What to do:
Could you copy every line of the data that contains the word "Threadly"?

Available records:
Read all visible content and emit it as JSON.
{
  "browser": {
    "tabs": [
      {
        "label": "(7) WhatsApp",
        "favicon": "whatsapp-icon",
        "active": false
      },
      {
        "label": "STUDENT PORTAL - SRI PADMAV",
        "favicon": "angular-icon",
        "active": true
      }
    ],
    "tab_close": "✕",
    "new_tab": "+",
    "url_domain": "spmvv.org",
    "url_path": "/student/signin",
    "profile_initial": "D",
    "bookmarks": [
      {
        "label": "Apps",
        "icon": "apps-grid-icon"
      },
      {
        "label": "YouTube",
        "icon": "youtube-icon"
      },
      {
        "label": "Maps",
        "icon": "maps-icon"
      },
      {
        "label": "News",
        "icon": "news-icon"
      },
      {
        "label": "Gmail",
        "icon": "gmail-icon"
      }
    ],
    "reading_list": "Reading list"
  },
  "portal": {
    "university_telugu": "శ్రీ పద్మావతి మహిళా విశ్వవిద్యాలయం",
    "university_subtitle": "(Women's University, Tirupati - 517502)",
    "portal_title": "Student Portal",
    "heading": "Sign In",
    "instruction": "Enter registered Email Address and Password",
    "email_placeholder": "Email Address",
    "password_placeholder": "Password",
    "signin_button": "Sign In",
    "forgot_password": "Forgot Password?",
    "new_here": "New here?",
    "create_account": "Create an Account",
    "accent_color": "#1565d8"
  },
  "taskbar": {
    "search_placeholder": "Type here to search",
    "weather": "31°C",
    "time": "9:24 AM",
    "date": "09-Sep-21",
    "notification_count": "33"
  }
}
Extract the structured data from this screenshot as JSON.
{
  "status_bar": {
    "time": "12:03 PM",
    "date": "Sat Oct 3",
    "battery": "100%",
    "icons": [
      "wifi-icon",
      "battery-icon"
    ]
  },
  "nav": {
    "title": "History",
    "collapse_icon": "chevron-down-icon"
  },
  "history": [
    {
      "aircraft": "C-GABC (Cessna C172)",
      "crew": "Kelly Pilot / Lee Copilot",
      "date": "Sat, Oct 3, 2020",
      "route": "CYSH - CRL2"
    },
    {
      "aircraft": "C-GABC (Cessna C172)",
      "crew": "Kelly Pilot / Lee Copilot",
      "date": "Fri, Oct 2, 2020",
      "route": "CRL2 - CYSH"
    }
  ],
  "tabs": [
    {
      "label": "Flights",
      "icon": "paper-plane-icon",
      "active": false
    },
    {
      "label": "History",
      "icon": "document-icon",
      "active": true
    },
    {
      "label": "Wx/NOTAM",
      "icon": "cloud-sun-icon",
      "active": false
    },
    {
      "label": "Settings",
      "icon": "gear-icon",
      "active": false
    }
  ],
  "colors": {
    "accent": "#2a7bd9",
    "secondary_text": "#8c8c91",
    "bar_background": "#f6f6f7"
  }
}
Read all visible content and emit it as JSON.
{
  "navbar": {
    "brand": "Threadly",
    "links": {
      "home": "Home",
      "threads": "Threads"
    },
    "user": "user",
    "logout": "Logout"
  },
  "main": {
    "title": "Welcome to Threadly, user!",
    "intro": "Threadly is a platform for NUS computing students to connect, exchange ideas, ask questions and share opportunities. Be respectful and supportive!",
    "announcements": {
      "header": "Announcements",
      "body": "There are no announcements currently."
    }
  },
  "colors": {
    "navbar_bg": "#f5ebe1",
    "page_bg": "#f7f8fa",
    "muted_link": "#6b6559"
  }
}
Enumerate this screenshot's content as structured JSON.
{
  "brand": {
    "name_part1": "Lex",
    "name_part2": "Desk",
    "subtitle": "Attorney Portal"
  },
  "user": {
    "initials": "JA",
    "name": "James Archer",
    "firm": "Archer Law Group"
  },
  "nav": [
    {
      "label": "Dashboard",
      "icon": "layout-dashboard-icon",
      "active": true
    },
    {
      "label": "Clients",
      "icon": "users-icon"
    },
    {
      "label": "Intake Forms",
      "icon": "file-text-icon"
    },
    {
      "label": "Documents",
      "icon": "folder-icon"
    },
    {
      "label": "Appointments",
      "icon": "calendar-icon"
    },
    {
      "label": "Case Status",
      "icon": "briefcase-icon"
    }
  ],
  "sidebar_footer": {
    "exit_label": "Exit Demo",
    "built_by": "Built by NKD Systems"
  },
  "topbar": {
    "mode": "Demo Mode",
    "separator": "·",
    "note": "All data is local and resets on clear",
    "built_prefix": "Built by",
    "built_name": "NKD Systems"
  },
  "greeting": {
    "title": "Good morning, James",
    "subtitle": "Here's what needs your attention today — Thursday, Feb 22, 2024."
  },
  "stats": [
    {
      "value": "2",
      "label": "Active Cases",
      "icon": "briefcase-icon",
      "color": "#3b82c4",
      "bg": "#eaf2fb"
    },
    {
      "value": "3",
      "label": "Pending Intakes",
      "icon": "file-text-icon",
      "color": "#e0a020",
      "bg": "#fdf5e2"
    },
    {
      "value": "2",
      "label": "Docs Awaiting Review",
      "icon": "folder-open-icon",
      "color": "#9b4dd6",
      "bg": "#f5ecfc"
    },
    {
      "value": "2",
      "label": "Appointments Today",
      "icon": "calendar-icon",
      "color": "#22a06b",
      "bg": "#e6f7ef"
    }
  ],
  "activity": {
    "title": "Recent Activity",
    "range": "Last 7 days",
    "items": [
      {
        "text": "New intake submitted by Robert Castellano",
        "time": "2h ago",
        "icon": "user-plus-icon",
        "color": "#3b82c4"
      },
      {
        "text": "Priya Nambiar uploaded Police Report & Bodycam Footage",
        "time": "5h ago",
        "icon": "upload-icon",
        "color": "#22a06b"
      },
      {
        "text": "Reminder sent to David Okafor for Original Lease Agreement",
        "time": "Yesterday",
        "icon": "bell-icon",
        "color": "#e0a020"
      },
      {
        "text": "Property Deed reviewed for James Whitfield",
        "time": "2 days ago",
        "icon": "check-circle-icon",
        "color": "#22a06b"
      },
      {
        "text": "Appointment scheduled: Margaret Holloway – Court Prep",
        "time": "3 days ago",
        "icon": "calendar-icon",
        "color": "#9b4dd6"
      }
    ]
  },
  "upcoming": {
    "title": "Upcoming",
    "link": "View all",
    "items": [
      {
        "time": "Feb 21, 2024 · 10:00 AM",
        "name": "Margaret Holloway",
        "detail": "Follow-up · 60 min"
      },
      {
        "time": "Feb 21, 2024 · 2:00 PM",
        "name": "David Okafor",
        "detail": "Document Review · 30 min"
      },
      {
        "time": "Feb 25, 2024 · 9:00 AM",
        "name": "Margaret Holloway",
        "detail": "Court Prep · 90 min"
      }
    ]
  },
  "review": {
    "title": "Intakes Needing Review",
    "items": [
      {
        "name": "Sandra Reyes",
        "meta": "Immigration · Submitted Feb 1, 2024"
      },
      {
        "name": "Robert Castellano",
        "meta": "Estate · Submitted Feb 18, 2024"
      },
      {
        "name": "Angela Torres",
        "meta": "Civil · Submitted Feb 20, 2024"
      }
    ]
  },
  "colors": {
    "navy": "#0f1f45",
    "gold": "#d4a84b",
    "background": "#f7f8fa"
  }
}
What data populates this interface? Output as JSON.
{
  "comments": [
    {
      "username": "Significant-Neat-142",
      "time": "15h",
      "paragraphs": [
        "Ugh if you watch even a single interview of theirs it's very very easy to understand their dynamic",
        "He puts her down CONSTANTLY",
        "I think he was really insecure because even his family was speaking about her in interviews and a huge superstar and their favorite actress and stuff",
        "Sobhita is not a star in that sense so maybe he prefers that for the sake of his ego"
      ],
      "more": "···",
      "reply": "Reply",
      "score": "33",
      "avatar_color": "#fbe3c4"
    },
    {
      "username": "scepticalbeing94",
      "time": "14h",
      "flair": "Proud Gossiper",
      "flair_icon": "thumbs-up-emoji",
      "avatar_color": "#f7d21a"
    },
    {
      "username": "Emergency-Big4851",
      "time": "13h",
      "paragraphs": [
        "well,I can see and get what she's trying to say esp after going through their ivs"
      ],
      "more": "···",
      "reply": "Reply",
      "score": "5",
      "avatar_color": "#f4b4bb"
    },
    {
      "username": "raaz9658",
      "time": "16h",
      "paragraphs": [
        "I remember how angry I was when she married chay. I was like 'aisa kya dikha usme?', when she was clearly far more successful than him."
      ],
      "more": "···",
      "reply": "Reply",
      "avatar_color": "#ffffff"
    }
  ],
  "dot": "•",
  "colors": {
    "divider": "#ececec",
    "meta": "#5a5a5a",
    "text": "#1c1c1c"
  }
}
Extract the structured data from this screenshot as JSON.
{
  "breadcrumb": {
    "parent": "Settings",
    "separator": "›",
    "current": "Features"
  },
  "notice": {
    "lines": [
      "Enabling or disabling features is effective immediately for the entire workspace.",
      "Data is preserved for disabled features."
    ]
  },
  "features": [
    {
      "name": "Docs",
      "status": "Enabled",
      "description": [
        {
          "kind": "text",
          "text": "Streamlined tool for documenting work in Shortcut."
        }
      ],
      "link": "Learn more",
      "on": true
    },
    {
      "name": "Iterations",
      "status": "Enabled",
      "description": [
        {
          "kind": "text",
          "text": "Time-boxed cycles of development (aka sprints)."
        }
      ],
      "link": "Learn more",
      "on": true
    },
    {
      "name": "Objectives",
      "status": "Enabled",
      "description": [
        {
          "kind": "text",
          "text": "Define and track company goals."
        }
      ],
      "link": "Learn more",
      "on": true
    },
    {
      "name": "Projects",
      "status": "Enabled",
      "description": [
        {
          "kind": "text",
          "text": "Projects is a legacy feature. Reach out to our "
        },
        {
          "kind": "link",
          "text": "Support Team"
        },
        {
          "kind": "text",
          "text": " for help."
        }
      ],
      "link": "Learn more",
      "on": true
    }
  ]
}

Task response:
    "brand": "Threadly",
    "title": "Welcome to Threadly, user!",
    "intro": "Threadly is a platform for NUS computing students to connect, exchange ideas, ask questions and share opportunities. Be respectful and supportive!",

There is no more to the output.